In addition to removable, custom-designed elements, a shop can also work with the sign’s posts to give the piece a more robust appearance. Post mates, which are an additional post “mated” to the post just below the bottom of the panel, gives posts a full-rounded look below the frame. “This design option can also be more cost effective than the more custom shaped tops as it uses standard extrusion components and requires less labor to integrate into the sign,” adds Curtis.
To add longevity to post-and-panel signs, CSI uses automotive-grade polyurethane paint finishes, which provide a clean and attractive finish. This finish is particularly helpful on aluminum signs, as it protects the aluminum from the elements and oxidation. But the paint alone is not enough to maintain the sign. Proper care and cleaning must also be performed.
“The life of a sign’s finish can be extended by washing or even just hosing down the sign,” says Curtis. “Signs that are exposed to salt either from the ocean or snowy areas especially benefit from these periodic washes because of salt’s corrosive nature. Many post and panels are installed in the middle of a grassy area where mowers and grass trimmers are used. It is important to leave the detail work up to a trimmer so damage isn’t done to the sign from a lawn mower, and again it is important to wash off the grass stains that are left on the sign.”

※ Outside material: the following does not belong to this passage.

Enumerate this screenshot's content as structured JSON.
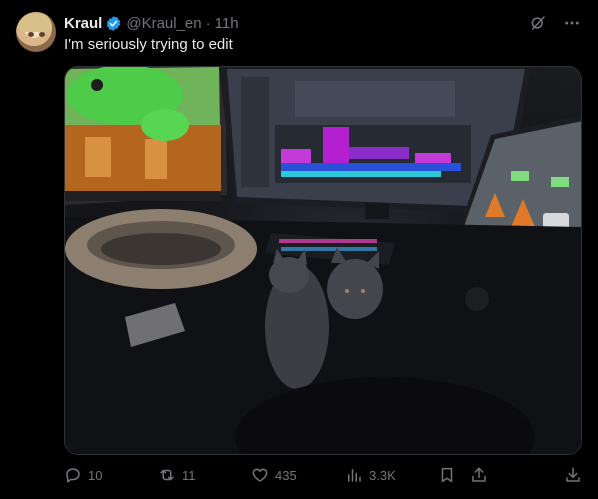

For more information on post-and-panel signs, check out the article “Post-and-panels Forever!” in our March 2013 issue.
Photo courtesy of Component Signage Inc.